“Right now I’m working with SGA, we’re trying to start a pilot program here to get free emergency menstrual products in all of the bathrooms on campus, so that’s kind of like a side project that I’m working on with SGA and PERIOD.,” Tricomi said. “So right now we’re doing tabling to figure out what kind of menstrual hygiene needs we have on campus so we can address those needs.”
Elizabeth Berkeley, a senior student at UNCA, joined the club at its first meeting, she said. 
“I was actually in a club my freshman year and I can’t even remember what it was called because nothing happened with it. But it was more about sexual health and providing information to students about stuff like that,” Berkeley said. “So no, other than that I really haven’t seen anything that has to do with menstruation or the feminine body in general. So this is the first real organization and it has so much potential and I’m so excited for it.”

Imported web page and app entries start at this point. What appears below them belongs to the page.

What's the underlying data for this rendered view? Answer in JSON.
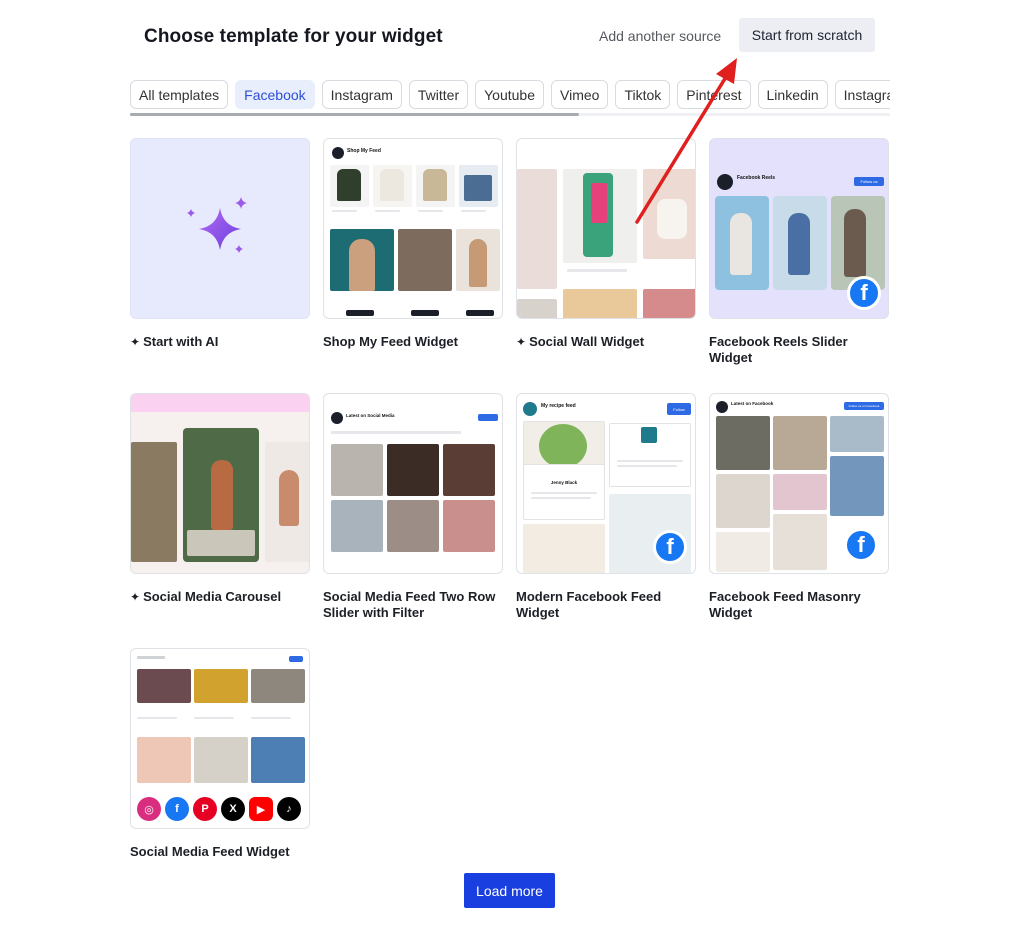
{
  "header": {
    "title": "Choose template for your widget",
    "add_source": "Add another source",
    "start_scratch": "Start from scratch"
  },
  "tabs": [
    {
      "label": "All templates",
      "active": false
    },
    {
      "label": "Facebook",
      "active": true
    },
    {
      "label": "Instagram",
      "active": false
    },
    {
      "label": "Twitter",
      "active": false
    },
    {
      "label": "Youtube",
      "active": false
    },
    {
      "label": "Vimeo",
      "active": false
    },
    {
      "label": "Tiktok",
      "active": false
    },
    {
      "label": "Pinterest",
      "active": false
    },
    {
      "label": "Linkedin",
      "active": false
    },
    {
      "label": "Instagram-s",
      "active": false
    }
  ],
  "templates": [
    {
      "title": "Start with AI",
      "ai": true
    },
    {
      "title": "Shop My Feed Widget",
      "ai": false
    },
    {
      "title": "Social Wall Widget",
      "ai": true
    },
    {
      "title": "Facebook Reels Slider Widget",
      "ai": false
    },
    {
      "title": "Social Media Carousel",
      "ai": true
    },
    {
      "title": "Social Media Feed Two Row Slider with Filter",
      "ai": false
    },
    {
      "title": "Modern Facebook Feed Widget",
      "ai": false
    },
    {
      "title": "Facebook Feed Masonry Widget",
      "ai": false
    },
    {
      "title": "Social Media Feed Widget",
      "ai": false
    }
  ],
  "thumb_text": {
    "shop": "Shop My Feed",
    "reels": "Facebook Reels",
    "reels_follow": "Follow us",
    "twoRow": "Latest on Social Media",
    "recipe": "My recipe feed",
    "recipe_follow": "Follow",
    "recipe_author": "Jenny Black",
    "masonry": "Latest on Facebook",
    "masonry_follow": "Follow us on Facebook"
  },
  "load_more": "Load more",
  "colors": {
    "accent": "#1a3fe0",
    "active_tab_bg": "#e8eefc",
    "facebook": "#1877f2",
    "arrow": "#e01f1f"
  }
}
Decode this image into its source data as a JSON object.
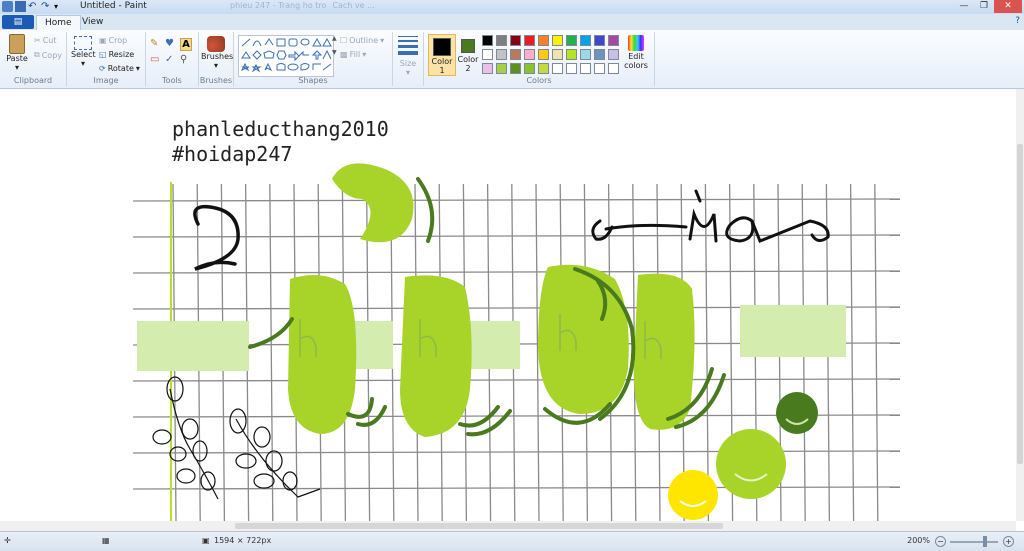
{
  "window": {
    "title": "Untitled - Paint",
    "ghost_tab_1": "phieu 247 - Trang ho tro",
    "ghost_tab_2": "Cach ve ..."
  },
  "tabs": {
    "file": "▤",
    "home": "Home",
    "view": "View"
  },
  "clipboard": {
    "paste": "Paste",
    "cut": "Cut",
    "copy": "Copy",
    "label": "Clipboard"
  },
  "image": {
    "select": "Select",
    "crop": "Crop",
    "resize": "Resize",
    "rotate": "Rotate",
    "label": "Image"
  },
  "tools": {
    "label": "Tools"
  },
  "brushes": {
    "label": "Brushes"
  },
  "shapes": {
    "outline": "Outline",
    "fill": "Fill",
    "label": "Shapes"
  },
  "size": {
    "label": "Size"
  },
  "colors": {
    "color1": "Color",
    "color1_num": "1",
    "color2": "Color",
    "color2_num": "2",
    "edit": "Edit",
    "edit2": "colors",
    "label": "Colors",
    "color1_value": "#000000",
    "color2_value": "#4a7a1e",
    "palette_row1": [
      "#000000",
      "#7f7f7f",
      "#880015",
      "#ed1c24",
      "#ff7f27",
      "#fff200",
      "#22b14c",
      "#00a2e8",
      "#3f48cc",
      "#a349a4"
    ],
    "palette_row2": [
      "#ffffff",
      "#c3c3c3",
      "#b97a57",
      "#ffaec9",
      "#ffc90e",
      "#efe4b0",
      "#b5e61d",
      "#99d9ea",
      "#7092be",
      "#c8bfe7"
    ],
    "palette_row3": [
      "#e8c2e6",
      "#a6cf47",
      "#5f8f1f",
      "#8bc22b",
      "#c4dc3b",
      "#ffffff",
      "#ffffff",
      "#ffffff",
      "#ffffff",
      "#ffffff"
    ]
  },
  "canvas": {
    "line1": "phanleducthang2010",
    "line2": "#hoidap247",
    "lime": "#a8d42a",
    "lime_light": "#d4ecae",
    "dark_green": "#4a7a1e",
    "yellow": "#ffe600"
  },
  "status": {
    "dimensions": "1594 × 722px",
    "zoom": "200%"
  }
}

PERIOD.UNCA started in August of this year, but Berkeley remains passionate about the work that they’re doing and excited for the future of the club, she said. 
“I would like to see definitely more stuff coming to campus with the students being educated on menstruation and more access for femenine products and stuff like that,” Berkeley said. “We did the packing party, so maybe doing more stuff like that and definitely finding out more about how to get femenine products on campus.”
The first annual PERIOD. Rally took place in downtown Asheville earlier this month. It was hosted by the Western Carolina chapter of PERIOD. and members of the UNCA chapter attended, McDaniel said. 
“Even though we were a small group we still made somewhat of an impact, especially in the work that we hope to do in the future with the Asheville Period Project, making those connections at that rally was really important to our group,” McDaniel said. “ We got to speak our minds and also make some really valuable connections that we can use in the future.”